Genetic Divergence of Sympatric Resident and Anadromous Forms of Oncorhynchus mykiss in the Walla Walla River, U.S.A.
Genetic structure (six microsatellites) and gene flow were examined among anadromous (steelhead; n=326), resident (rainbow trout; n=52), and mixed (n=407) Oncorhynchus mykiss life-history forms collected from the major drainages the mainstem Walla Walla River and the Touchet River within the Walla Walla River sub-basin, Washington, U.S.A. Genetic structure was detected between the two major drainages. Exact tests, FST, multi-locus assignment tests and a neighbour-joining dendrogram revealed genetic divergence between sympatric reference populations of adult steelhead and resident rainbow trout in the mainstem Walla Walla River, but not in the Touchet River. Tests of Hardy-Weinberg equilibrium indicated anadromous and resident O. mykiss reference populations were in equilibrium, but many of the mixed life-history collections were out of equilibrium. Populations out of equilibrium in the mainstem Walla Walla River appeared to be admixtures as confirmed by multi-locus assignment tests. This is evidence of genetic divergence probably resulting from assortative mating between life-history forms or out-of-basin stocking practices.
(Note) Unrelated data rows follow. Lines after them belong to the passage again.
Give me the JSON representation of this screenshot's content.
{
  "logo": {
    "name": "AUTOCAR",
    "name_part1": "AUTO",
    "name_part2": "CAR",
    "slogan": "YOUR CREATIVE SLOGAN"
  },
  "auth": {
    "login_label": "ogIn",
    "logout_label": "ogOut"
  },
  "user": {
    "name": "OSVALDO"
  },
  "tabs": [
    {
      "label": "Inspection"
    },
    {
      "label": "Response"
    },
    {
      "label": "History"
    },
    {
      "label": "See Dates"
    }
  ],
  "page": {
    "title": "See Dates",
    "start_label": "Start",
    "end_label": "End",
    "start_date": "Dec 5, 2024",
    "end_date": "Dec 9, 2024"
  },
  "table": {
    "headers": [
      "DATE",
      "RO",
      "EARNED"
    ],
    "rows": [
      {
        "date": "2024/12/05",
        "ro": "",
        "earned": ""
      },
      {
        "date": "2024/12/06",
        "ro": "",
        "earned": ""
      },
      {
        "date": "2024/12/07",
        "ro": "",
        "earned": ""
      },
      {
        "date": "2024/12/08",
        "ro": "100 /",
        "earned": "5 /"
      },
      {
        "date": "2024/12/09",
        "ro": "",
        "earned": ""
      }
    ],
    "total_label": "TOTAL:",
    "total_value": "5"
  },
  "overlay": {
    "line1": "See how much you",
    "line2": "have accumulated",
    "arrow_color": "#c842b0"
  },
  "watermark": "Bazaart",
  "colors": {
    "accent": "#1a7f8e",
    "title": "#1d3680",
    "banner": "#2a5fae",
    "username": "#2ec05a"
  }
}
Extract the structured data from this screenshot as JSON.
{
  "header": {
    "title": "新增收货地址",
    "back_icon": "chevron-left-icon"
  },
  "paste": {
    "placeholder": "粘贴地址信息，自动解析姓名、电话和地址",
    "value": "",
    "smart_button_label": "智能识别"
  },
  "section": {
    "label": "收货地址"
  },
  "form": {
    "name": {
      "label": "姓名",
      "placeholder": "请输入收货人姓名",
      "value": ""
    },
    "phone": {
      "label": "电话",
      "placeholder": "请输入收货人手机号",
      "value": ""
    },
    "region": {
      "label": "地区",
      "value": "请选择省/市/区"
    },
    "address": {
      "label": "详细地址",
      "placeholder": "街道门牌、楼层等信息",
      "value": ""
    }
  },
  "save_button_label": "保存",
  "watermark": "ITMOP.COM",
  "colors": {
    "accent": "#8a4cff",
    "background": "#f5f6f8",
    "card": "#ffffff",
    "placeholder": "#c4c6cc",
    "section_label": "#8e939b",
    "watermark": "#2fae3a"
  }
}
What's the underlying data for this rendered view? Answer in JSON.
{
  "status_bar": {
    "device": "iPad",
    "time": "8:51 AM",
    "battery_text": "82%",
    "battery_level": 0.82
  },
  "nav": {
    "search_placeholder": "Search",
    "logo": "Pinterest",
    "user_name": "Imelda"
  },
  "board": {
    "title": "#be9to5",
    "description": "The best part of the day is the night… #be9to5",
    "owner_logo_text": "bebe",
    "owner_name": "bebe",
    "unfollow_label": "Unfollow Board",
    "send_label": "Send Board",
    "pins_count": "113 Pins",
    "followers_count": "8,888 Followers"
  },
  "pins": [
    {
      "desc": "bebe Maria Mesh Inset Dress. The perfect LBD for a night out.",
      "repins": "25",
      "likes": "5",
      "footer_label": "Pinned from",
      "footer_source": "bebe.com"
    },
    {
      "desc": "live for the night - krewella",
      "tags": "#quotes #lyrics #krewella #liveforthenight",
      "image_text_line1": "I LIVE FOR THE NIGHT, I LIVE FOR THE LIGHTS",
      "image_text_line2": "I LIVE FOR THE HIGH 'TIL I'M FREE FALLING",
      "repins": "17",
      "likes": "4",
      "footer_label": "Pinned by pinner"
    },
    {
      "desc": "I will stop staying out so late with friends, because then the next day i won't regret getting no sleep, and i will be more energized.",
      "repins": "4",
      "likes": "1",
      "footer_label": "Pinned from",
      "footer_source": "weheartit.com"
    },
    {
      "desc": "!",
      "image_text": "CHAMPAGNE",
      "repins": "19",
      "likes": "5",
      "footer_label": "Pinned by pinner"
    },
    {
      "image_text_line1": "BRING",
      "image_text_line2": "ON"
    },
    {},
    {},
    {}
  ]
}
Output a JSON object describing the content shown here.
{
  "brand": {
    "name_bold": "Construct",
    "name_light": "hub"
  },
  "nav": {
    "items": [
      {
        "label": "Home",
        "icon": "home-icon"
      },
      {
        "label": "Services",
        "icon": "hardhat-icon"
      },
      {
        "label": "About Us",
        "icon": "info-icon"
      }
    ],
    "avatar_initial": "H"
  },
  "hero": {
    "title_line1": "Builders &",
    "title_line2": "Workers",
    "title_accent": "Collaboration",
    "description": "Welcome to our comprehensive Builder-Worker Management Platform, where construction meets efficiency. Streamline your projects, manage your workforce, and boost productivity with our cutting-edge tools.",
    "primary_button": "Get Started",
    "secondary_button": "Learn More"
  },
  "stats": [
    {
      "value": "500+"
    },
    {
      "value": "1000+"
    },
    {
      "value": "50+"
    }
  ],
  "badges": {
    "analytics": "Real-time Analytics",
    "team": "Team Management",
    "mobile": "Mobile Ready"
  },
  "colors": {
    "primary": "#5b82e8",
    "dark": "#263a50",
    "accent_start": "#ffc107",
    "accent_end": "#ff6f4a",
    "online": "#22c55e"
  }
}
Narum, S.R., C. Contor, A. Talbot, and M.S. Powell. 2004. Genetic Divergence of sympatric resident and anadromous forms of Oncorhynchus mykiss in the Walla Walla River, U.S.A. Journal of Fish Biology 65, 471-488